The University of Central Lancashire in Preston, United Kingdom is a fairly large ex-polytechnic university. Preston has a very small Jewish population – for the longest time, I believed I was the only Jew here. I found a second, and together we kept each other sane and kept our identity alive.
After things kicked off on a front of antisemitism, I broke down to the Chaplain at the University. Within two hours, I’d been invited to a Purim Party, and received an email in French from an Orthodox Rabbi who studies at the University. I went along to the Purim Party, and I have never smiled so much. The Rabbi, who as it happens I actually already knew, greeted me as I entered, and introduced me to a few people. I chatted for a bit, and then the person who invited me popped into the main hall of the building. We chatted, and I was introduced to the children. The community is a family friendly place, and there were (following a brief count) more children than adults!
There was a “modernised” reading of the Megillah at the Purim Party, making lots of references to Preston and the local area, and about local people. The Party was an affair aimed at engaging children with Jewish culture, but I loved it (probably) more than they did; after so long away from any sort of Judaism, I found it so comforting to be surrounded by other Jewish people and families.
Less than a week later, I was at the home of one of the families I met at the party with the Jewish friend from University, and we were invited to Shabbat at one of their friends’ houses in Lancaster. Both myself and my friend were extremely nervous, but we went, and we had a great time. From the joyful, laid back atmosphere, to the diverse range of people there, everything about it was magical. The same family invited us to Shabbat at theirs soon, and have also invited us to their daughter’s Bat Mitzvah in June.

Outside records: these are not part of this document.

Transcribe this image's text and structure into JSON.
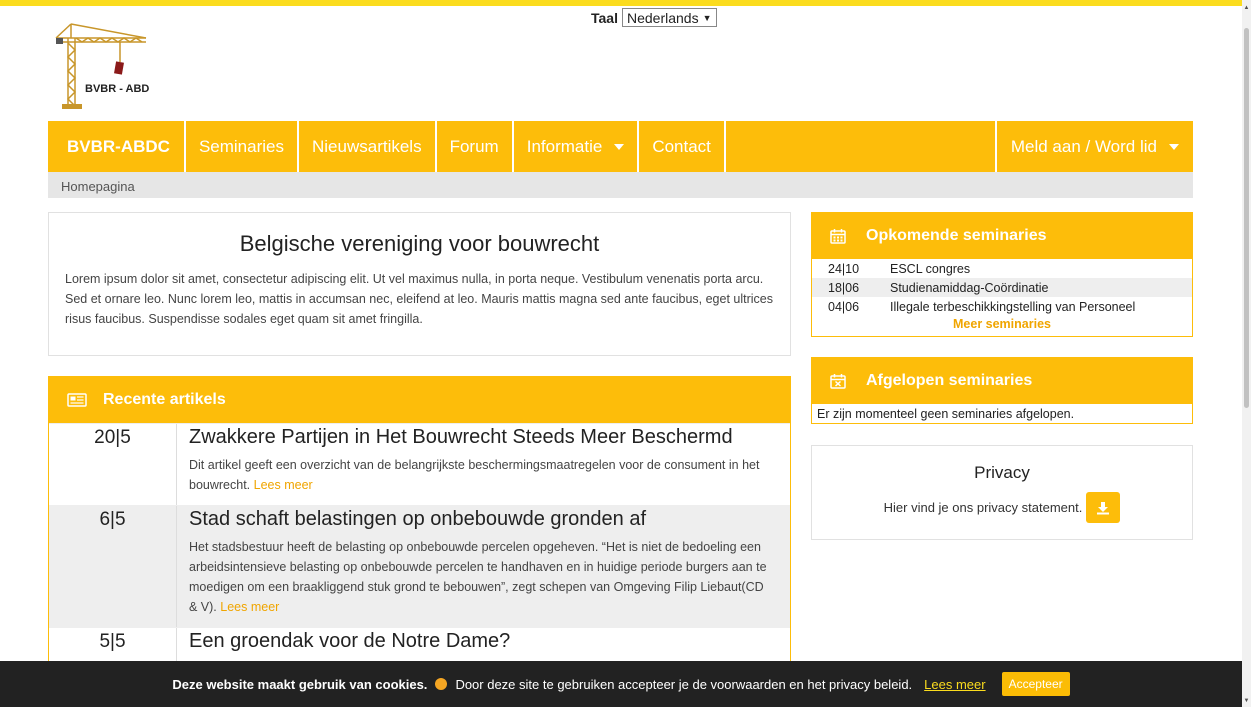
{
  "language": {
    "label": "Taal",
    "selected": "Nederlands"
  },
  "logo": {
    "text": "BVBR - ABDC"
  },
  "nav": {
    "brand": "BVBR-ABDC",
    "items": [
      "Seminaries",
      "Nieuwsartikels",
      "Forum",
      "Informatie",
      "Contact"
    ],
    "right": "Meld aan / Word lid"
  },
  "breadcrumb": "Homepagina",
  "intro": {
    "title": "Belgische vereniging voor bouwrecht",
    "text": "Lorem ipsum dolor sit amet, consectetur adipiscing elit. Ut vel maximus nulla, in porta neque. Vestibulum venenatis porta arcu. Sed et ornare leo. Nunc lorem leo, mattis in accumsan nec, eleifend at leo. Mauris mattis magna sed ante faucibus, eget ultrices risus faucibus. Suspendisse sodales eget quam sit amet fringilla."
  },
  "articles": {
    "heading": "Recente artikels",
    "more_label": "Lees meer",
    "items": [
      {
        "date": "20|5",
        "title": "Zwakkere Partijen in Het Bouwrecht Steeds Meer Beschermd",
        "text": "Dit artikel geeft een overzicht van de belangrijkste beschermingsmaatregelen voor de consument in het bouwrecht."
      },
      {
        "date": "6|5",
        "title": "Stad schaft belastingen op onbebouwde gronden af",
        "text": "Het stadsbestuur heeft de belasting op onbebouwde percelen opgeheven. “Het is niet de bedoeling een arbeidsintensieve belasting op onbebouwde percelen te handhaven en in huidige periode burgers aan te moedigen om een braakliggend stuk grond te bebouwen”, zegt schepen van Omgeving Filip Liebaut(CD & V)."
      },
      {
        "date": "5|5",
        "title": "Een groendak voor de Notre Dame?",
        "text": ""
      }
    ]
  },
  "upcoming": {
    "heading": "Opkomende seminaries",
    "items": [
      {
        "date": "24|10",
        "title": "ESCL congres"
      },
      {
        "date": "18|06",
        "title": "Studienamiddag-Coördinatie"
      },
      {
        "date": "04|06",
        "title": "Illegale terbeschikkingstelling van Personeel"
      }
    ],
    "more": "Meer seminaries"
  },
  "past": {
    "heading": "Afgelopen seminaries",
    "message": "Er zijn momenteel geen seminaries afgelopen."
  },
  "privacy": {
    "title": "Privacy",
    "text": "Hier vind je ons privacy statement."
  },
  "cookie": {
    "bold": "Deze website maakt gebruik van cookies.",
    "text": "Door deze site te gebruiken accepteer je de voorwaarden en het privacy beleid.",
    "link": "Lees meer",
    "accept": "Accepteer"
  },
  "colors": {
    "accent": "#fdbd0a",
    "topbar": "#fbdc1e",
    "cookie_bg": "#222222"
  }
}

After almost four years wandering in the spiritual desert, I have finally come home.